Hartmann's Great Gate of Kiev. The gate on the left is in the shape of the traditional Russian women's headdress. The tower on the right is a Slavonic helmet.
“I promise you that any of the sinful things you say or do can be forgiven, no matter how terrible those things are. But if you speak against the Holy Spirit, you can never be forgiven. That sin will be held against you forever.” — Mark 3:28-29 (CEV)
Before we get to the reason I’m bringing up the terror of an unforgivable sin, let’s go over what happened at Symphony Hall on Saturday night, January 9.
The San Diego Symphony presented an instalment of Beyond the Score which is a multiscreen exploration of music including live dramatic narration and musical examples. It’s kind of like Ken Burns meets TED with just a little bit of Radiolab. That’s the trifecta of docu-tation-tainment.
Beyond the Score (BTS) was developed by the Chicago Symphony Orchestra and there are over 25 installments in the series. You can visit their page to see which ones are available.
The subject of this BTS was Mussorgsky, Ravel, and their collaboration on Pictures at an Exhibition. Beyond the Score emphasized calling it Pictures from an Exhibition but the recording and printing industries all use “at,” as will I.
Mussorgsky wrote the original music for piano after going to an exhibition of 400 paintings, drawings, and sketches by his friend Victor Hartmann. Hartmann had died the previous year. The exhibition was produced by his and Mussorgsky’s mutual friend Vladimir Stassov.
The famous Promenade music represents Mussorgsky walking between the pieces and his emotions regarding them. Eventually the promenade music disappears as Mussorgsky enters the world of Hartmann’s imagination.
I could go on and on about the information in BTS because it filled the entire first hour of the concert. The presentation did a splendid job of exploring the music without revealing the music — which was the second half of the concert.
The performance of the orchestra, under the direction of guest conductor Karina Canellakis, was one of those performances where you don’t exactly know what happened. I’ll give a few examples to help this point make sense.
We know what electricity does but science hasn’t, to my knowledge, discovered exactly what electricity is and why it does what it does.
We know some of what gravity does and we can measure it, but we don’t know what gravity is. There are no gravity particles for us to observe.
This performance was like a massive storm of gravity and electricity knit together by the unknown forces that create those phenomena.
We don’t really know what music is. We know that it is vibrations at different frequencies held for different lengths of time but that doesn’t explain what music is and why it makes our hair stand on end.
"Pictures at an Exhibition"
...Promenade, part 1, by Modest Mussorgsky

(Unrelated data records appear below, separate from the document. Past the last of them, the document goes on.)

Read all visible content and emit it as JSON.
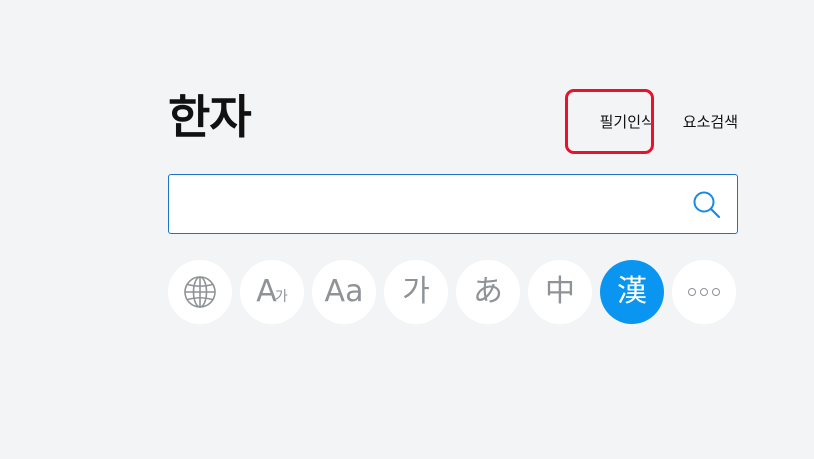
{
  "header": {
    "title": "한자",
    "links": {
      "handwriting": "필기인식",
      "radical_search": "요소검색"
    }
  },
  "search": {
    "value": "",
    "placeholder": "",
    "button_icon": "search-icon"
  },
  "dictionaries": [
    {
      "name": "globe-icon",
      "label": ""
    },
    {
      "name": "translate-icon",
      "label": "A",
      "sub": "가"
    },
    {
      "name": "english-icon",
      "label": "Aa"
    },
    {
      "name": "korean-icon",
      "label": "가"
    },
    {
      "name": "japanese-icon",
      "label": "あ"
    },
    {
      "name": "chinese-icon",
      "label": "中"
    },
    {
      "name": "hanja-icon",
      "label": "漢",
      "active": true
    },
    {
      "name": "more-icon",
      "label": ""
    }
  ],
  "colors": {
    "accent": "#0a95f1",
    "highlight": "#e8132b",
    "search_border": "#1a73c9"
  }
}
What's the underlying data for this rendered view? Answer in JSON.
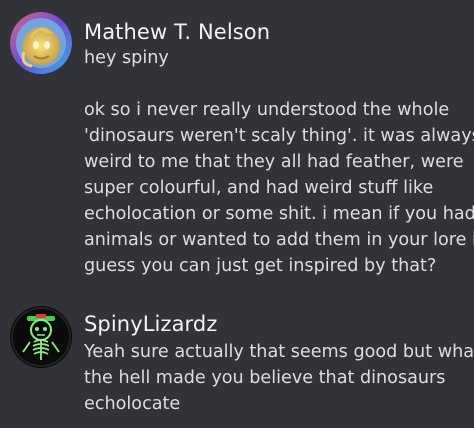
{
  "messages": [
    {
      "author": "Mathew T. Nelson",
      "avatar_icon": "golden-dragon-avatar-icon",
      "lines": [
        "hey spiny",
        "",
        "ok so i never really understood the whole",
        "'dinosaurs weren't scaly thing'. it was always",
        "weird to me that they all had feather, were",
        "super colourful, and had weird stuff like",
        "echolocation or some shit. i mean if you had",
        "animals or wanted to add them in your lore i",
        "guess you can just get inspired by that?"
      ]
    },
    {
      "author": "SpinyLizardz",
      "avatar_icon": "green-skeleton-avatar-icon",
      "lines": [
        "Yeah sure actually that seems good but what",
        "the hell made you believe that dinosaurs",
        "echolocate"
      ]
    }
  ],
  "colors": {
    "background": "#323339",
    "username": "#f2f3f5",
    "message_text": "#dbdee1"
  }
}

The BTS presentation provided an extra level of connection with Mussorgsky and the music. By the time we got to The Great Gate of Kiev, which is a powerful statement of the Promenade theme, it felt as though we were witnessing the apotheosis of a dear friend.
Yet beyond Beyond the Score, there are other forces at work which it would be blasphemy to deny.

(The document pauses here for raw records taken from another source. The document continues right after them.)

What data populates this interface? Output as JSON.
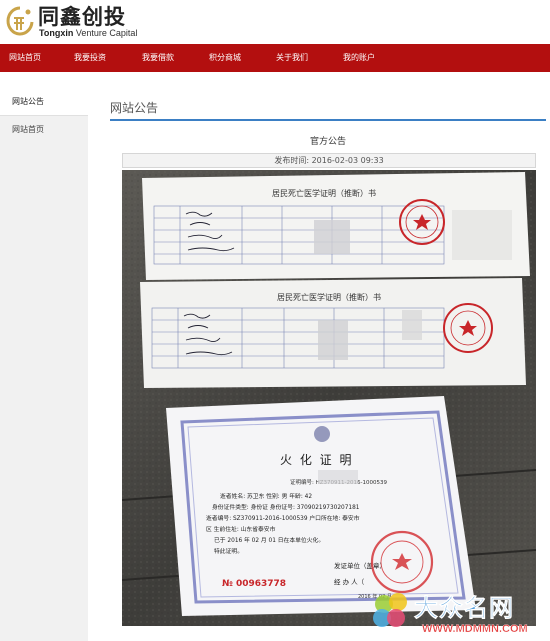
{
  "brand": {
    "name_cn": "同鑫创投",
    "name_en_bold": "Tongxin",
    "name_en_rest": " Venture Capital"
  },
  "nav": {
    "items": [
      {
        "label": "网站首页"
      },
      {
        "label": "我要投资"
      },
      {
        "label": "我要借款"
      },
      {
        "label": "积分商城"
      },
      {
        "label": "关于我们"
      },
      {
        "label": "我的账户"
      }
    ]
  },
  "sidebar": {
    "items": [
      {
        "label": "网站公告",
        "active": true
      },
      {
        "label": "网站首页",
        "active": false
      }
    ]
  },
  "main": {
    "section_title": "网站公告",
    "notice_title": "官方公告",
    "publish_time": "发布时间: 2016-02-03 09:33"
  },
  "photo": {
    "cert_top_title": "居民死亡医学证明（推断）书",
    "cert_mid_title": "居民死亡医学证明（推断）书",
    "cremation_title": "火 化 证 明",
    "cremation_no_label": "证明编号: HZ370911-2016-1000539",
    "cremation_lines": [
      "逝者姓名: 苏卫东  性别: 男  年龄: 42",
      "身份证件类型: 身份证  身份证号: 37090219730207181",
      "逝者编号: SZ370911-2016-1000539  户口所在地: 泰安市",
      "区  生前住址: 山东省泰安市",
      "已于 2016 年 02 月 01 日在本单位火化。",
      "特此证明。"
    ],
    "issuer_label": "发证单位（盖章）",
    "handler_label": "经 办 人（",
    "serial_no": "№ 00963778",
    "date_text": "2016 年 02 月"
  },
  "watermark": {
    "text_cn": "大众名网",
    "text_en": "WWW.MDMMN.COM"
  },
  "colors": {
    "nav_bg": "#b30f0f",
    "accent_rule": "#3b7fc4",
    "sidebar_bg": "#f1f1f1",
    "stamp_red": "#c8262a"
  }
}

Now we come to the unforgivable sin. For the record, I grew up terrified of accidentally committing the unforgivable sin, “but when I became a man I put childish things behind me.”
There is no getting around the feeling that there is a “spirit” in music. It’s not the Holy Spirit of the bible, or maybe it is, I don’t know. I do know that when performers and an audience get in tune with the spirit, that is contained in the music, we get a brief experience of what our true potential is.
The potential we have rests in interacting with each other on that nebulous mysteries level of “the spirit” — the spirit that rests silently in every piece of music waiting for us to interact with it.
There are some who might deny that there is a “spirit” in music but that, of course, is unforgivable.